Oscar Nomination: Charlotte Rampling - Best Lead Actress
Charlotte Rampling’s nomination is the main reason I went out to see this film, and it’s easy for me to see why she was nominated. 45 Years is the kind of film that is built from the ground up to be a showcase for acting talent, and Rampling’s performance is just the kind of thing the Academy looks for in trying to fill a legacy spot in their female nomination pool, a respected older actress that will deflect attention from the fact that the other nominees are all young and hot. In other words, she’s this year’s Meryl Streep. But does a great performance make for a great film? In this case, the actor showcase philosophy acts as a double-edged sword.
Kate (Rampling) and Geoff (an equally effective Tom Courtenay) are days away from celebrating their forty-fifth wedding anniversary when Geoff receives a letter in the mail. Apparently, his ex-girlfriend Katya’s body has been found frozen in ice in the Alps after having fallen into a crevice in Geoff’s company fifty years ago. As Geoff becomes increasingly obsessed with his past and with his lost Katya, Kate begins to investigate how Katya’s influence has secretly developed and tainted their long relationship in subtle and monumental ways.

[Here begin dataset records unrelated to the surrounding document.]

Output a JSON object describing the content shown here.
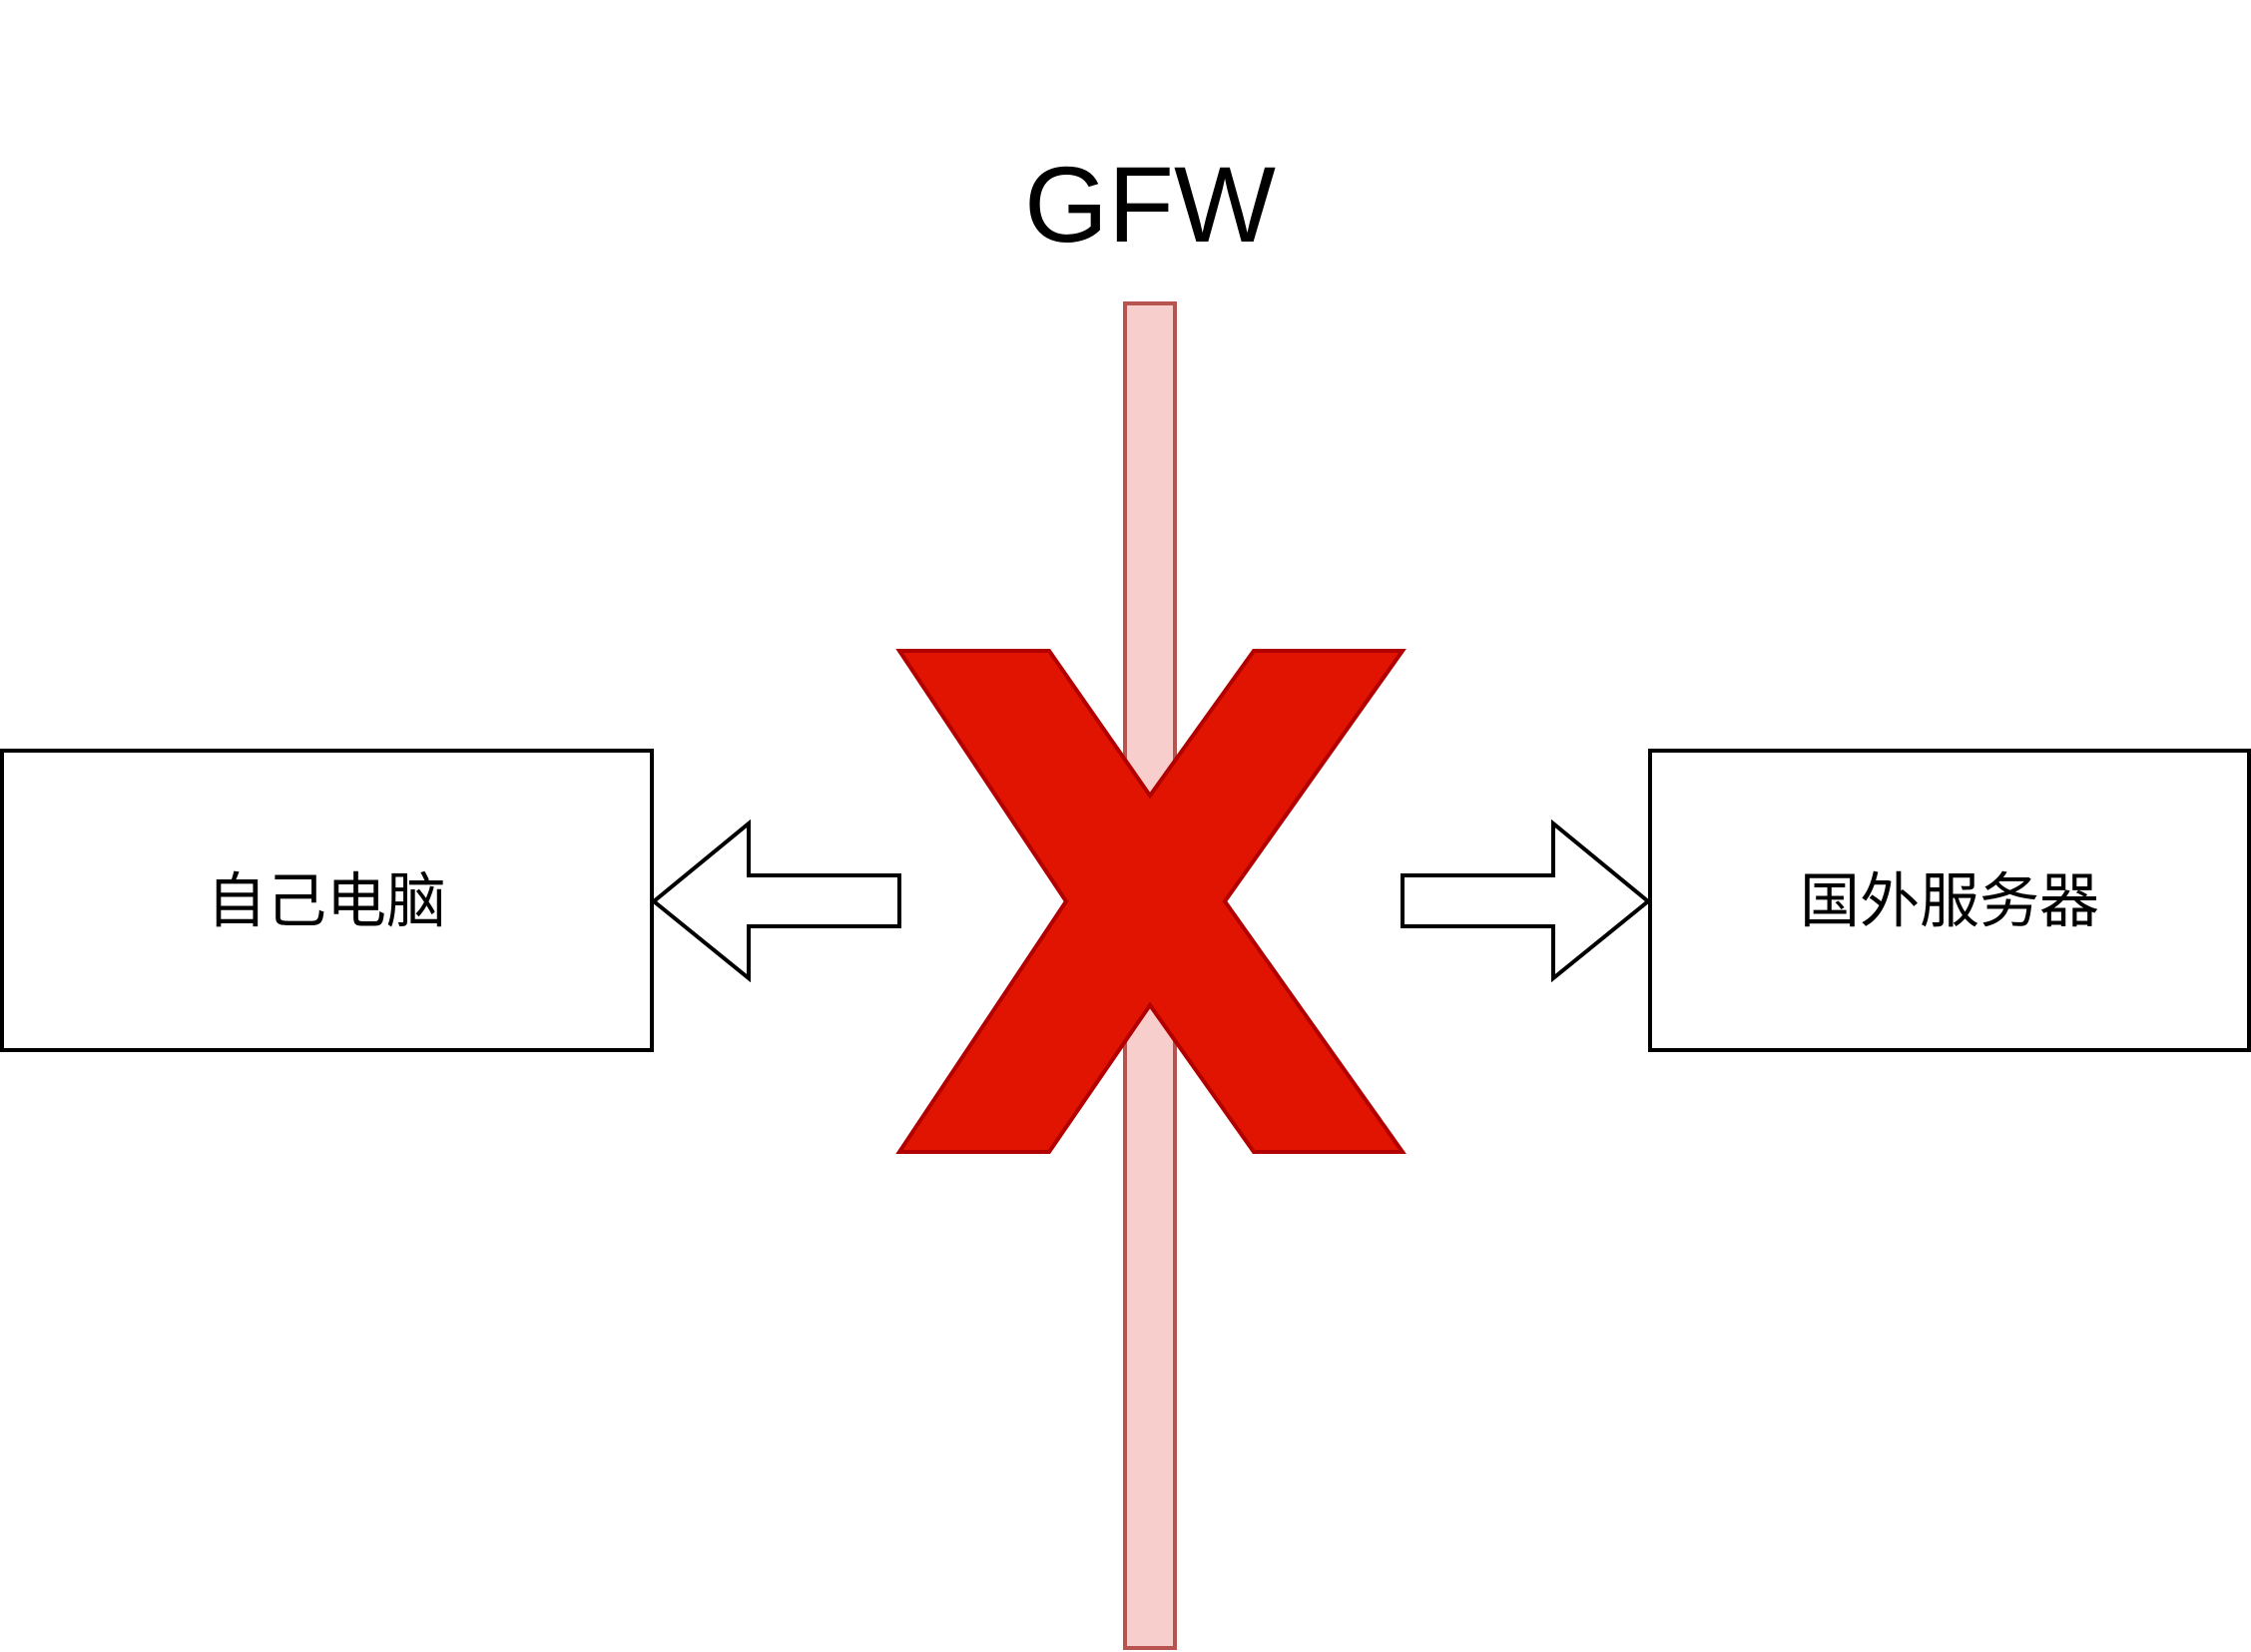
{
  "title": "GFW",
  "left_box": {
    "label": "自己电脑"
  },
  "right_box": {
    "label": "国外服务器"
  },
  "colors": {
    "wall_fill": "#f8cecc",
    "wall_stroke": "#b85450",
    "x_fill": "#e01400",
    "x_stroke": "#b20000",
    "box_stroke": "#000000",
    "background": "#ffffff"
  },
  "icons": {
    "block_mark": "x-icon",
    "left_arrow": "arrow-left-icon",
    "right_arrow": "arrow-right-icon"
  }
}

The best thing about this film is that the two leads legitimately feel like a couple of many years, with routines and a status quo that feels normal without drawing attention to it, yet both characters are rich enough to have entire personalities separate from one another. Courtenay doesn’t get enough credit for his portrayal of Geoff, a man succumbing to memory loss in his old age whose reminders of the past cause him to try to regress to his younger self. Rampling does deserve the larger credit, though, as many key moments of the plot rely on her subtle facial expressions, Kate’s character arc relying more on what she isn’t saying to Geoff than what she actually is.
But that also works against the film as a whole. Based on a short story, the film feels stretched to accommodate its minimalistic ninety minute runtime, leaving Rampling to do all the heavy lifting of padding out time to make the film feel long enough to justify feature length status. There are many scenes of Kate simply walking about in public with a troubled look on her face, and, not to put to fine a point on it, these scenes are simply boring. This already short film feels about a half hour too long, so the fidelity to the source material should have been sacrificed to develop a secondary plot. This would have allowed the main storyline to develop at its natural pace while still giving the audience something interesting to watch.
Given the short runtime, though, I’m willing to be forgiving of that major fault in 45 Years. Overall, you have to take 45 Years as the acting spectacle it was designed to be. It’s a small film with big emotions that are subsumed by the complex characters that the two lead actors have created. I don’t know if I’d go so far as to say Rampling deserves her Oscar nod, but she is easily the reason to see this film if you had any remote interest whatsoever.